‘This project doesn’t make sense at all’: Bayside activist says bike lane configuration helps no one

bike lanes (2)
Photos by Suzanne Monteverdi/QNS

Longtime Bayside resident Helina Cheung, an avid cyclist and runner, said she and neighbors are left befuddled by a bike lane project recently installed in the neighborhood.

“When my husband and I saw the project, we said, ‘This project doesn’t make sense at all,'” Cheung told QNS while onsite.

The project along the Alley Pond Park edge, between Northern Boulevard and Springfield Boulevard, was installed by the city’s Department of Transportation (DOT) this past winter. It is one part of a larger safety project presented by the DOT to Community Board 11 in June 2017.

Community board members voted unanimously in favor of the Alley Pond segment of the project, while support for the Northern Boulevard segment, which has faced community scrutiny, has since been revoked. In March, QNS spoke with a local property owner who claimed the project causes “mass confusion” for drivers and pedestrians.

The Alley Pond safety project flipped the existing bike and parking lanes at the location and installed a four-foot protective buffer between the two. The bike lane is now situated closest to the park’s edge and cars are to park in a “floating parking lane.” A lane for moving traffic is situated next to the floating parking lane.

According to Cheung, many cars drive in the floating parking lane or bike lanes, creating dangerous conditions. A lack of signage and worn paint at the site add to this confusion, she said.

A minivan drives through the bike lane while approaching Northern Boulevard
A minivan drives through the bike lane while approaching Northern Boulevard.

“Since there’s no sign on the road, people don’t realize that lane is actually for parking,” Cheung said. “They come to the road and they think it’s a moving lane. I’ve just seen so many today.”

The configuration causes particular confusion at the intersection of 46th Avenue and Cloverdale Boulevard, she continued. Street markings are particularly faded in this area.

Cheung noted she and her husband have been faced with drivers swerving onto oncoming traffic at the intersection. A neighbor also told Cheung about a near-collision she was involved in a few weeks ago.

Cheung stands at Cloverdale Boulevard and 46th Avenue
Cheung stands at Cloverdale Boulevard and 46th Avenue.

“I use this road to go to Northern Boulevard,” she continued. “[Drivers] use the other lanes too, because they’re going at a fast speed and they almost crash into the cars … Cars park in the bike lane and the cyclists need to detour into the outside lanes.”

A series of laminated “no parking” signs can be seen posted in the vicinity of 223rd Street, but the signage ends at Cloverdale Boulevard.
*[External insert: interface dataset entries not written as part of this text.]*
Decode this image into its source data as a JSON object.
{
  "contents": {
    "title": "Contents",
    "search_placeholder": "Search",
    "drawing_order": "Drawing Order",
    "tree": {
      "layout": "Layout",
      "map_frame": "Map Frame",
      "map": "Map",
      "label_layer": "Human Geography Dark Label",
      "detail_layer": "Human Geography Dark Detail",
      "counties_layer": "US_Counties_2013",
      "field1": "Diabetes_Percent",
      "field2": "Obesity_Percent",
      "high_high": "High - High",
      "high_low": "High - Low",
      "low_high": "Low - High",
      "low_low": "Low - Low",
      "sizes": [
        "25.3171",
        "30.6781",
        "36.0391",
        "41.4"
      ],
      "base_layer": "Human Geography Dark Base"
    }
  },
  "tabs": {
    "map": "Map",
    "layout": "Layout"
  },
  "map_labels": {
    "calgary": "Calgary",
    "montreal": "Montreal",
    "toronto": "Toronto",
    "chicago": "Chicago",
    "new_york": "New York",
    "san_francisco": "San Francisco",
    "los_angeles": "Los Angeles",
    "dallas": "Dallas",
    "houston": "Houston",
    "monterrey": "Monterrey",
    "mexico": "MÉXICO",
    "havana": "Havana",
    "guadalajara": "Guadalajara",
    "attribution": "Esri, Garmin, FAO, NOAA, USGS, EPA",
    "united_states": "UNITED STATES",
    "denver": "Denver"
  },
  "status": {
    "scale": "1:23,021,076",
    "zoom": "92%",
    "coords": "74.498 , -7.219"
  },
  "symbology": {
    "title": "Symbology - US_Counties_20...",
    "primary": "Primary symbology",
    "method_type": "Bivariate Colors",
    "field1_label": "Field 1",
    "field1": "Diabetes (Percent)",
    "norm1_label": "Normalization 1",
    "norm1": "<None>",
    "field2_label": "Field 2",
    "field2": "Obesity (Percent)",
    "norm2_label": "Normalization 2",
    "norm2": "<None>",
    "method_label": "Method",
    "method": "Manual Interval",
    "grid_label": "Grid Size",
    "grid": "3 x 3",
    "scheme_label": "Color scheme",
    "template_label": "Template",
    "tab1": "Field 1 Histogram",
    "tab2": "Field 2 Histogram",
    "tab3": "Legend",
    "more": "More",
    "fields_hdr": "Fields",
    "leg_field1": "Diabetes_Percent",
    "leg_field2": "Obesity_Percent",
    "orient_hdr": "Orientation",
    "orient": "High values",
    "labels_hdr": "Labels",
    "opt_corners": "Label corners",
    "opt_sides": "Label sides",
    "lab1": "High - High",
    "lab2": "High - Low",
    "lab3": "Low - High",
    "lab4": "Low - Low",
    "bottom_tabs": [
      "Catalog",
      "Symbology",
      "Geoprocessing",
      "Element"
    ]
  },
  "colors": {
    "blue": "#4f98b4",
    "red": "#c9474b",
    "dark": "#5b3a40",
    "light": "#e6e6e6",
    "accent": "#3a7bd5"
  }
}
Further, while there is “Bike Lane” signage near 50th Avenue, it is installed on the opposite side of the street.

Large branches, garbage and rough road surface in areas of the bike lane create a hazard for cyclists, Cheung said. The resident used the route under the previous configuration.

“Before, they had a shared lane on the outside [of the parking lane],” she said. “As a cyclist, I won’t use these new lanes; they’re dangerous … They install these bike lanes for the cyclists and their safety, but if they don’t enforce it in the right way, why bother to make these bike lanes?”


In recent weeks, Cheung has reached out to Community Board 11 and state Senator Tony Avella’s office with her concerns. She is awaiting a response.

A DOT spokesperson told QNS that “remaining markings will be installed this summer.”

“The final design, along with parking enforcement, will address these concerns,” the spokesperson continued. “The bike lane was designed to allow for a street sweeper to pass and remove debris from the lane.”

The spokesperson did not specify whether the final design includes plans to repave or install signage at the location.

The Alley Pond safety project also passes through P.S. 213, located at 231st Street and 67th Avenue. In November 2017, community members from the school raised concerns with the project, citing worsened drop-off and pick-up conditions.

The Alley Pond and Northern Boulevard projects were spurred by the death of Michael Schenkman, a 78-year-old cyclist who was struck by a car in the area and killed in August 2016.

The Northern Boulevard project stirred up some debate in the local community in the last year. Some elected officials and Community Board 11 members argued the bike lanes should instead be built on the existing sidewalk running along Northern Boulevard, while bike advocates spoke out in favor of the addition, which implemented more immediate safety measures.

As for the Northern Boulevard bike lane, Cheung cycles along the route and has seen a difference in safety.

“A lot of drivers don’t show concern for pedestrians,” she said. “I’m a driver, cyclist and pedestrian. I see it all.”